── MATERIAL TO PROCESS

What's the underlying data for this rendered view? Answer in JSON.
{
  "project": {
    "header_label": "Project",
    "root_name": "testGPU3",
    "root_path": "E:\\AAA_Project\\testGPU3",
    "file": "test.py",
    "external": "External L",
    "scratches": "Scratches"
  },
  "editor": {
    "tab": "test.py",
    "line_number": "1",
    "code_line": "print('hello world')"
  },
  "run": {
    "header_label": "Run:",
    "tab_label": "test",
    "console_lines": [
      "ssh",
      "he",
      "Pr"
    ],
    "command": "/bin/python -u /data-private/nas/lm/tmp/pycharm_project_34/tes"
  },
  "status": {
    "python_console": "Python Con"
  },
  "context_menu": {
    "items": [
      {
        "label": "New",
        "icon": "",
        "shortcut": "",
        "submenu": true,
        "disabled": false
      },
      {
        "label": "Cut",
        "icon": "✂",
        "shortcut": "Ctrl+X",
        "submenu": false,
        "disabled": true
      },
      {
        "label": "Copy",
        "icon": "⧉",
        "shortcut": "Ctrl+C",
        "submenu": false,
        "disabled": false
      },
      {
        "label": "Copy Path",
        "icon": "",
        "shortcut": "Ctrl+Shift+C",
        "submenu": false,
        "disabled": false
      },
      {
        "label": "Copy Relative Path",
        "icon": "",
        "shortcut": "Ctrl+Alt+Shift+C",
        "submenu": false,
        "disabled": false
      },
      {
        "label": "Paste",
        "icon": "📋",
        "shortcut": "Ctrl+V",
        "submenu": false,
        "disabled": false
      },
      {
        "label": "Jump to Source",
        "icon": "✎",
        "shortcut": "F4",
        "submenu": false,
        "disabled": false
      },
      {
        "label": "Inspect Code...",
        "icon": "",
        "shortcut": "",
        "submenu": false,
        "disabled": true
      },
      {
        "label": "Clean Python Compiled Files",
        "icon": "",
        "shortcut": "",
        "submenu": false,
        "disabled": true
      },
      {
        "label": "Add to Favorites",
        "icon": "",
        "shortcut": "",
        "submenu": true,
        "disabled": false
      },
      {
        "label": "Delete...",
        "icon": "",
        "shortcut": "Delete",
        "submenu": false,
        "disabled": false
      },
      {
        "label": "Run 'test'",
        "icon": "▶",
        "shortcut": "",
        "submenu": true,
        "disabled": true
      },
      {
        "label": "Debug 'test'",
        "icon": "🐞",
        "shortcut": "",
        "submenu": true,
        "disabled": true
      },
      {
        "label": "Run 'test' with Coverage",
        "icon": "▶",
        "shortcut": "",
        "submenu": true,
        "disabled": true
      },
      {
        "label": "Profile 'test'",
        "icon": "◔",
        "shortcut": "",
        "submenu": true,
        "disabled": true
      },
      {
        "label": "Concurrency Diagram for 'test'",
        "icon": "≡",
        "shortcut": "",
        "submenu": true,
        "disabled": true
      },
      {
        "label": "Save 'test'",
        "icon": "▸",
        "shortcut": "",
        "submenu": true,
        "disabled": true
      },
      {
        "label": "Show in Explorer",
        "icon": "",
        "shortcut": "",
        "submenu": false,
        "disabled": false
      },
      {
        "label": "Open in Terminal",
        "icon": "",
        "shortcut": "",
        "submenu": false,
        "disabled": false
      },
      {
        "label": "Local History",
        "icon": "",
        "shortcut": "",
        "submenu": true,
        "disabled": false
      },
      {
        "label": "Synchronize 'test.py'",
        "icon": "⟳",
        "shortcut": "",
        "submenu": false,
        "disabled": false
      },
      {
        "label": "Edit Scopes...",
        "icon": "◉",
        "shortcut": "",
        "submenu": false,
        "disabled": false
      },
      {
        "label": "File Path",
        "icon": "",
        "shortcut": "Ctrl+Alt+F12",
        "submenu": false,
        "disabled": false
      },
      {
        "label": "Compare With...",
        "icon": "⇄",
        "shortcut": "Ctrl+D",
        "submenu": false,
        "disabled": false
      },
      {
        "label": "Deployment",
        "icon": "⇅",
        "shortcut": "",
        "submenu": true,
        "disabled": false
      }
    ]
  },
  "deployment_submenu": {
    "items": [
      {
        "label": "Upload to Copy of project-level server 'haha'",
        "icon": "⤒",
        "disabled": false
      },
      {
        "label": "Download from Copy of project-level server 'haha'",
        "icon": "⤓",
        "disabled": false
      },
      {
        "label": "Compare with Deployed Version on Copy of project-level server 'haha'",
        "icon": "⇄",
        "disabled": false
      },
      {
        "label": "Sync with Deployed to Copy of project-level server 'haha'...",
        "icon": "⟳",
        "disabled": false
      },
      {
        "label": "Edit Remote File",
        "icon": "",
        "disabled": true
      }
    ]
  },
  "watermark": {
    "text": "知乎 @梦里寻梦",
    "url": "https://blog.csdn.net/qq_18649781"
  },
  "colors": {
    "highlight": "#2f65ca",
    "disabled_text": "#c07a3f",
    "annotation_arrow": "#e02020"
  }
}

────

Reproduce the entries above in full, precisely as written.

**SOLUTION FOR THIS PROBLEM**
What's the underlying data for this rendered view? Answer in JSON.
{
  "project": {
    "header_label": "Project",
    "root_name": "testGPU3",
    "root_path": "E:\\AAA_Project\\testGPU3",
    "file": "test.py",
    "external": "External L",
    "scratches": "Scratches"
  },
  "editor": {
    "tab": "test.py",
    "line_number": "1",
    "code_line": "print('hello world')"
  },
  "run": {
    "header_label": "Run:",
    "tab_label": "test",
    "console_lines": [
      "ssh",
      "he",
      "Pr"
    ],
    "command": "/bin/python -u /data-private/nas/lm/tmp/pycharm_project_34/tes"
  },
  "status": {
    "python_console": "Python Con"
  },
  "context_menu": {
    "items": [
      {
        "label": "New",
        "icon": "",
        "shortcut": "",
        "submenu": true,
        "disabled": false
      },
      {
        "label": "Cut",
        "icon": "✂",
        "shortcut": "Ctrl+X",
        "submenu": false,
        "disabled": true
      },
      {
        "label": "Copy",
        "icon": "⧉",
        "shortcut": "Ctrl+C",
        "submenu": false,
        "disabled": false
      },
      {
        "label": "Copy Path",
        "icon": "",
        "shortcut": "Ctrl+Shift+C",
        "submenu": false,
        "disabled": false
      },
      {
        "label": "Copy Relative Path",
        "icon": "",
        "shortcut": "Ctrl+Alt+Shift+C",
        "submenu": false,
        "disabled": false
      },
      {
        "label": "Paste",
        "icon": "📋",
        "shortcut": "Ctrl+V",
        "submenu": false,
        "disabled": false
      },
      {
        "label": "Jump to Source",
        "icon": "✎",
        "shortcut": "F4",
        "submenu": false,
        "disabled": false
      },
      {
        "label": "Inspect Code...",
        "icon": "",
        "shortcut": "",
        "submenu": false,
        "disabled": true
      },
      {
        "label": "Clean Python Compiled Files",
        "icon": "",
        "shortcut": "",
        "submenu": false,
        "disabled": true
      },
      {
        "label": "Add to Favorites",
        "icon": "",
        "shortcut": "",
        "submenu": true,
        "disabled": false
      },
      {
        "label": "Delete...",
        "icon": "",
        "shortcut": "Delete",
        "submenu": false,
        "disabled": false
      },
      {
        "label": "Run 'test'",
        "icon": "▶",
        "shortcut": "",
        "submenu": true,
        "disabled": true
      },
      {
        "label": "Debug 'test'",
        "icon": "🐞",
        "shortcut": "",
        "submenu": true,
        "disabled": true
      },
      {
        "label": "Run 'test' with Coverage",
        "icon": "▶",
        "shortcut": "",
        "submenu": true,
        "disabled": true
      },
      {
        "label": "Profile 'test'",
        "icon": "◔",
        "shortcut": "",
        "submenu": true,
        "disabled": true
      },
      {
        "label": "Concurrency Diagram for 'test'",
        "icon": "≡",
        "shortcut": "",
        "submenu": true,
        "disabled": true
      },
      {
        "label": "Save 'test'",
        "icon": "▸",
        "shortcut": "",
        "submenu": true,
        "disabled": true
      },
      {
        "label": "Show in Explorer",
        "icon": "",
        "shortcut": "",
        "submenu": false,
        "disabled": false
      },
      {
        "label": "Open in Terminal",
        "icon": "",
        "shortcut": "",
        "submenu": false,
        "disabled": false
      },
      {
        "label": "Local History",
        "icon": "",
        "shortcut": "",
        "submenu": true,
        "disabled": false
      },
      {
        "label": "Synchronize 'test.py'",
        "icon": "⟳",
        "shortcut": "",
        "submenu": false,
        "disabled": false
      },
      {
        "label": "Edit Scopes...",
        "icon": "◉",
        "shortcut": "",
        "submenu": false,
        "disabled": false
      },
      {
        "label": "File Path",
        "icon": "",
        "shortcut": "Ctrl+Alt+F12",
        "submenu": false,
        "disabled": false
      },
      {
        "label": "Compare With...",
        "icon": "⇄",
        "shortcut": "Ctrl+D",
        "submenu": false,
        "disabled": false
      },
      {
        "label": "Deployment",
        "icon": "⇅",
        "shortcut": "",
        "submenu": true,
        "disabled": false
      }
    ]
  },
  "deployment_submenu": {
    "items": [
      {
        "label": "Upload to Copy of project-level server 'haha'",
        "icon": "⤒",
        "disabled": false
      },
      {
        "label": "Download from Copy of project-level server 'haha'",
        "icon": "⤓",
        "disabled": false
      },
      {
        "label": "Compare with Deployed Version on Copy of project-level server 'haha'",
        "icon": "⇄",
        "disabled": false
      },
      {
        "label": "Sync with Deployed to Copy of project-level server 'haha'...",
        "icon": "⟳",
        "disabled": false
      },
      {
        "label": "Edit Remote File",
        "icon": "",
        "disabled": true
      }
    ]
  },
  "watermark": {
    "text": "知乎 @梦里寻梦",
    "url": "https://blog.csdn.net/qq_18649781"
  },
  "colors": {
    "highlight": "#2f65ca",
    "disabled_text": "#c07a3f",
    "annotation_arrow": "#e02020"
  }
}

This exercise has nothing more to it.